Nokta noted that the hosting of the mega-event here next year will no doubt bring a tremendous surge of tourism dollars; and while there are numerous tourist sites, places and facilities to see and visit here – Kaieteur Falls is expected to feature very prominently in that overall tourism package for Guyana.

Nokta said Guyanese must show the world that they are ready to host the CWC 2007 and, at the same time, ensure that every possible opportunity is grasped to showcase the vast and extraordinary richness of the country, in terms of awe-inspiring sites and the multi-cultural customs and traditions.

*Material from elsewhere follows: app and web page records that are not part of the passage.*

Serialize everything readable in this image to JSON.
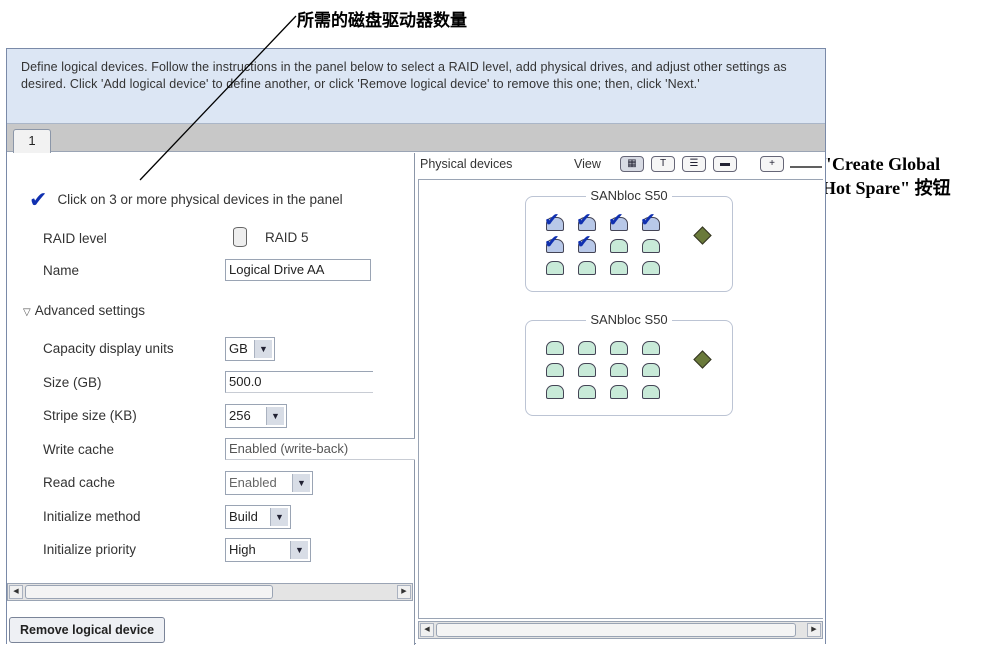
{
  "annotations": {
    "top": "所需的磁盘驱动器数量",
    "right_line1": "\"Create Global",
    "right_line2": "Hot Spare\" 按钮"
  },
  "instructions": "Define logical devices.  Follow the instructions in the panel below to select a RAID level, add physical drives, and adjust other settings as desired.  Click 'Add logical device' to define another, or click 'Remove logical device' to remove this one; then, click 'Next.'",
  "tabs": [
    {
      "label": "1"
    }
  ],
  "left": {
    "prompt": "Click on 3 or more physical devices in the panel",
    "raid_level_label": "RAID level",
    "raid_level_value": "RAID 5",
    "name_label": "Name",
    "name_value": "Logical Drive AA",
    "advanced_label": "Advanced settings",
    "capacity_units_label": "Capacity display units",
    "capacity_units_value": "GB",
    "size_label": "Size (GB)",
    "size_value": "500.0",
    "stripe_label": "Stripe size (KB)",
    "stripe_value": "256",
    "write_cache_label": "Write cache",
    "write_cache_value": "Enabled (write-back)",
    "read_cache_label": "Read cache",
    "read_cache_value": "Enabled",
    "init_method_label": "Initialize method",
    "init_method_value": "Build",
    "init_priority_label": "Initialize priority",
    "init_priority_value": "High",
    "remove_button": "Remove logical device"
  },
  "right": {
    "title": "Physical devices",
    "view_label": "View",
    "view_buttons": [
      "enclosure-view-icon",
      "text-view-icon",
      "list-view-icon",
      "size-view-icon"
    ],
    "hot_spare_button_icon": "plus-icon",
    "enclosures": [
      {
        "name": "SANbloc S50",
        "selected_disks": 6,
        "total_disks": 12
      },
      {
        "name": "SANbloc S50",
        "selected_disks": 0,
        "total_disks": 12
      }
    ]
  },
  "colors": {
    "instruction_bg": "#dce6f4",
    "check_blue": "#1030b0",
    "disk_green": "#c8ead8"
  }
}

One such site Nokta was making specific reference to is the majestic Kaieteur Falls – the world’s highest single drop waterfall, with a sheer drop of 741 ft.

“We at Kaieteur National Park and the National Parks Commission are working towards Cricket World Cup 2007 in a significant way, because we recognize that this perhaps will be one of the main showcase opportunities for Guyana and also for the Kaieteur Park… we all know that Kaieteur is our national showpiece and we expect that it will be featured in a most significant and prominent way in the run up to CWC 2007 and importantly, in the years after CWC 2007,” Nokta told this newspaper last week.

Visits to Kaieteur Falls by travel writers and tourists have inspired the most glowing superlatives deemed appropriate to capturing the indescribable beauty of a vast wall of water tumbling 741 feet down into a gorge.

Charles Barrington Brown, the British geologist who is reputed to be the first European to have seen the Kaieteur Falls in 1870, was struck by its ‘grandeur and magnitude’.

Sir T. Crossley Rayner, former Attorney General, visited the Falls in 1911 and was stunned by what he termed ‘the almost awful grandeur of the scene’ which he compared to a ‘magnificent cathedral of nature’, according to this country’s official tourist guide magazine – ‘Explore Guyana’.

Another report describes the Kaieteur Falls as ‘some gigantic savage beast of magnificent form and perfect grace’.

Guyana Chronicle